Once accepted into a PhD program, it takes an average of four years to complete for those who already have a bachelor’s degree. If the student has an applicable master’s degree or transfer credits, it can take as little as two years to complete a PhD program. Other requirements that may be asked of students include dissertations, research papers, thesis statements, and/or other related items.
6) Where Can I Find PhD Program Scholarships and Grants?
Because paying for a PhD program can be costly, we have listed a few scholarship, grant, and other funding opportunities below.
- FAFSA: Whether undergraduate or graduate student, the Free Application for Federal Student Aid is a must and can connect students with loads of funding. The form is also required by many other scholarship and grant programs.
- Federal Pell Grant: Although filling out the above can let you know if you are eligible for a Pell Grant, it is still important to know what it is. The Pell Grant provides need-based grants to low-income undergraduate and certain graduate students to promote access to postsecondary education. Visit the site to learn more about the requirements.
- National SMART Grant: The National Science and Mathematics Access to Retain Talent Grant is available during undergraduate study to at least half-time students who are eligible for the Federal Pell Grant and who are majoring in physical, life, or computer sciences, mathematics, technology, engineering or a critical foreign language.
- Microsoft PhD Scholarship: This technological giant awards scholarships to students interested in contributing to the world of science and computing.
- ABA Scholarships The American Bar Association offers several awards, fellowships, and scholarships to those looking to go into law.
- AMA Scholarships: If looking to go into medicine, the American Medical Association offers scholarships. There are also other resources for medical students and educators.
- Tylenol Scholarship: You don’t have to be in a PhD program for doctors to be eligible for this scholarship. The makers of Tylenol are offering 40 scholarships to students pursuing an education in the many areas of the medical field.
- AES Scholarships: This scholarship is for engineering students. All that needs to be done to apply for the current offering is to answer a question in an essay.
- Fast Web: If all else fails, a search at a scholarship matching site like this one can be immensely helpful. Simply create a free profile to begin searching scholarships immediately.
Although applying for scholarships and grants can be a lengthy and sometimes fruitless process, there may be funding available if you qualify. While scholarships are competitive and are awarded to only a few students, grants are available for those who qualify.

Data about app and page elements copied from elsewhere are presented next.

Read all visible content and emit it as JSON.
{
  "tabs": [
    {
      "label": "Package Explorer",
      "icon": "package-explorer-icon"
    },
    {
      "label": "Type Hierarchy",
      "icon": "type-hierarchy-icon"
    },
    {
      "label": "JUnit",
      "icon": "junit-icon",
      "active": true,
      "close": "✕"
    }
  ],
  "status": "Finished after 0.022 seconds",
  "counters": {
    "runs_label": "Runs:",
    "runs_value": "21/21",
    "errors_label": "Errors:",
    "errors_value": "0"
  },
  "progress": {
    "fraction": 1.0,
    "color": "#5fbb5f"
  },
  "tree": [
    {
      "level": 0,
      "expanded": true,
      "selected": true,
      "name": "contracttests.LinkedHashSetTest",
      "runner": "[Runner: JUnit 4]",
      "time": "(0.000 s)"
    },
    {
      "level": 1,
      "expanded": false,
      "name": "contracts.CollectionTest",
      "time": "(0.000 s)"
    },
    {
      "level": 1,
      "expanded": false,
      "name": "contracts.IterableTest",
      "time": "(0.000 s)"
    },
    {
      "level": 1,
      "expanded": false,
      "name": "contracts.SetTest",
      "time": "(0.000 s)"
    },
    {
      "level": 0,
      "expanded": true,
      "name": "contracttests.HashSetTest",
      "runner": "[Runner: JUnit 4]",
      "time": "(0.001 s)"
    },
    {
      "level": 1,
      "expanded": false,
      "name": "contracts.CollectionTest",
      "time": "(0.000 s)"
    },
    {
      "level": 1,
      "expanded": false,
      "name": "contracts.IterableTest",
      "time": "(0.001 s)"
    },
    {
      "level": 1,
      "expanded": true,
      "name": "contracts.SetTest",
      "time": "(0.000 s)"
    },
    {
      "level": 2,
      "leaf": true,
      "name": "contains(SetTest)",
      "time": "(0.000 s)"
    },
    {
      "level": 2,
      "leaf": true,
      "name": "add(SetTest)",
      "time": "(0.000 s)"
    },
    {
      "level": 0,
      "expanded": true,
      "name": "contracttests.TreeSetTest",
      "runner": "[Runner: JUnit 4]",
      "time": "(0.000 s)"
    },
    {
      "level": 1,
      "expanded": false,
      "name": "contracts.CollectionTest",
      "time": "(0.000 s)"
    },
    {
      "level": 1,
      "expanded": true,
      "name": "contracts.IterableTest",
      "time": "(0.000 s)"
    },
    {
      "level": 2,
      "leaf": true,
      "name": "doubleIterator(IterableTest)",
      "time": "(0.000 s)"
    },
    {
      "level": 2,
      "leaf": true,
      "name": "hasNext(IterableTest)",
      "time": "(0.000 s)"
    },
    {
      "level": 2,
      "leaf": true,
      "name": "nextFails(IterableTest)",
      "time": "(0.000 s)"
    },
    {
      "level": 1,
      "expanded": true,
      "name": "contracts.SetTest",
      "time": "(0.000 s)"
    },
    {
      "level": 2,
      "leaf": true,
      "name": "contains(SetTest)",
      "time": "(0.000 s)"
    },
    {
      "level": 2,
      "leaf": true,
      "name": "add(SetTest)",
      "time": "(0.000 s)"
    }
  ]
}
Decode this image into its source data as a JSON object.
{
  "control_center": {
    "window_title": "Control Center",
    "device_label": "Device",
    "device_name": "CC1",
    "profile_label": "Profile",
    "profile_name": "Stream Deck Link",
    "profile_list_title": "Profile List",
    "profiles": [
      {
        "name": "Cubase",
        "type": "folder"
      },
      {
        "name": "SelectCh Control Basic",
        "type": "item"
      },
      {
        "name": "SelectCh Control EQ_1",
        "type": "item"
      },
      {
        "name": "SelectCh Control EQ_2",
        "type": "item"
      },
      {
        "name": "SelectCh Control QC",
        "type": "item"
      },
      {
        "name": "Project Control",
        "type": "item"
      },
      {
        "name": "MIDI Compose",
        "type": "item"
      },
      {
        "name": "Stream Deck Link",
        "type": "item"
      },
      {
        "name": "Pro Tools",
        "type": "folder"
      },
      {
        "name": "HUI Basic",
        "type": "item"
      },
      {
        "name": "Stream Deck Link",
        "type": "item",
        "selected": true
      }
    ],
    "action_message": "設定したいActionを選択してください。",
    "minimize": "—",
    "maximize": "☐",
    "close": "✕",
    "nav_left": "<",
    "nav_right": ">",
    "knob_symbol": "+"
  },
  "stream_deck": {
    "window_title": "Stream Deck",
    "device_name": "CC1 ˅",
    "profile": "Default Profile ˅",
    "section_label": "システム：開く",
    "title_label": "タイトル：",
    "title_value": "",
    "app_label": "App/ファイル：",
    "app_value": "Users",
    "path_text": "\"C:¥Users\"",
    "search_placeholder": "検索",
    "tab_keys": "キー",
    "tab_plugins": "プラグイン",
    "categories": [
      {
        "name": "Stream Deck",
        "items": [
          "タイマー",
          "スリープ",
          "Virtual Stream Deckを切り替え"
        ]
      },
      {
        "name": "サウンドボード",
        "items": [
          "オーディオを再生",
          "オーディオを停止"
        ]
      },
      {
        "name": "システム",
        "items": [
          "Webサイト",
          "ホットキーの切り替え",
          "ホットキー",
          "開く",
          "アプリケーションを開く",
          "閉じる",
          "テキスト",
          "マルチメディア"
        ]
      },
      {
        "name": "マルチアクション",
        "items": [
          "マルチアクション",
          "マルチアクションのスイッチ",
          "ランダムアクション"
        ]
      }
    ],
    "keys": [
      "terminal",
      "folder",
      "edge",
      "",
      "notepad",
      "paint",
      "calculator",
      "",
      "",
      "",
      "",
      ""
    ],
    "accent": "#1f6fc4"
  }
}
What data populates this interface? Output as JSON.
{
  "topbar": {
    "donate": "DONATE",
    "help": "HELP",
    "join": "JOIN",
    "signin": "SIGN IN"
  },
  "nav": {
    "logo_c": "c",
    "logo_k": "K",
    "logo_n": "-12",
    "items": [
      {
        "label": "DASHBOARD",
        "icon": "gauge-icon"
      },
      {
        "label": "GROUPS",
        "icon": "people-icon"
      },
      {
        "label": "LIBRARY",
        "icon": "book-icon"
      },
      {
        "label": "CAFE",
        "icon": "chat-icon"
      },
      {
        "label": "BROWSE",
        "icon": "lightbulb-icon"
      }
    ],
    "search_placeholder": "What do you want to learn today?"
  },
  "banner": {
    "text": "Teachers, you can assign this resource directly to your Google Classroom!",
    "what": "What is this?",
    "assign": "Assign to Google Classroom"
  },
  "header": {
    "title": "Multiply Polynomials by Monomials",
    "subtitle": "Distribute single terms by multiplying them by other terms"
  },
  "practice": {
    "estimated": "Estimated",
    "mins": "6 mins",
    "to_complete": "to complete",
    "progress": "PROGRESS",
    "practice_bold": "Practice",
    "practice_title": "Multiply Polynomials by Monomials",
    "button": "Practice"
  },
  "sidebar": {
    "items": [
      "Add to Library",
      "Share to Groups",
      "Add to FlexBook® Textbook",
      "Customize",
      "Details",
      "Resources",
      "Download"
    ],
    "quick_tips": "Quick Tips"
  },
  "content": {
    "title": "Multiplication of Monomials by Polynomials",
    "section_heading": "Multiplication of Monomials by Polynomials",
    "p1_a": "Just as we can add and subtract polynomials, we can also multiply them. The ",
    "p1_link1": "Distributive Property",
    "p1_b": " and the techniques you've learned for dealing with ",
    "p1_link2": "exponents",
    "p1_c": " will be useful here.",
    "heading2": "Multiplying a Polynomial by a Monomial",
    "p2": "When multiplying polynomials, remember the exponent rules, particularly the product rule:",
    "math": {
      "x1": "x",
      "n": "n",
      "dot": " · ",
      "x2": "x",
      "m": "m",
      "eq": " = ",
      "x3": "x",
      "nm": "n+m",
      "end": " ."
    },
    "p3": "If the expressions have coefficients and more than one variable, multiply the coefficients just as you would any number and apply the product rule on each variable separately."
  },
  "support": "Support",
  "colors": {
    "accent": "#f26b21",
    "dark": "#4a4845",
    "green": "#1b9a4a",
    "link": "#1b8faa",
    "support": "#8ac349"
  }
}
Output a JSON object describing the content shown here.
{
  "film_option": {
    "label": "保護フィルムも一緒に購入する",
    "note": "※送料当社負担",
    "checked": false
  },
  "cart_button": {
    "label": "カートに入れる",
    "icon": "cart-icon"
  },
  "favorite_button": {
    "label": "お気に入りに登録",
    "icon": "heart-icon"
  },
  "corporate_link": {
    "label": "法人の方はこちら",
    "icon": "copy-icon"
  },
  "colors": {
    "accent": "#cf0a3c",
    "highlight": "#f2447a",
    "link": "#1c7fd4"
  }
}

Best of all, neither have to be paid back as long as the student graduates, keeps a respectable GPA, or any other requirements the scholarship or grant might come with.
The best place to begin a search for scholarships and grants for a PhD program is the financial aid office of the school awarding the degree. Even if you are not currently enrolled, the office can still tell you what tuition costs, what funding is available, and what the out of pocket costs will be. Be sure to also utilize the financial aid and/or counseling office of your school to help fill out forms, write essays, and have questions answered.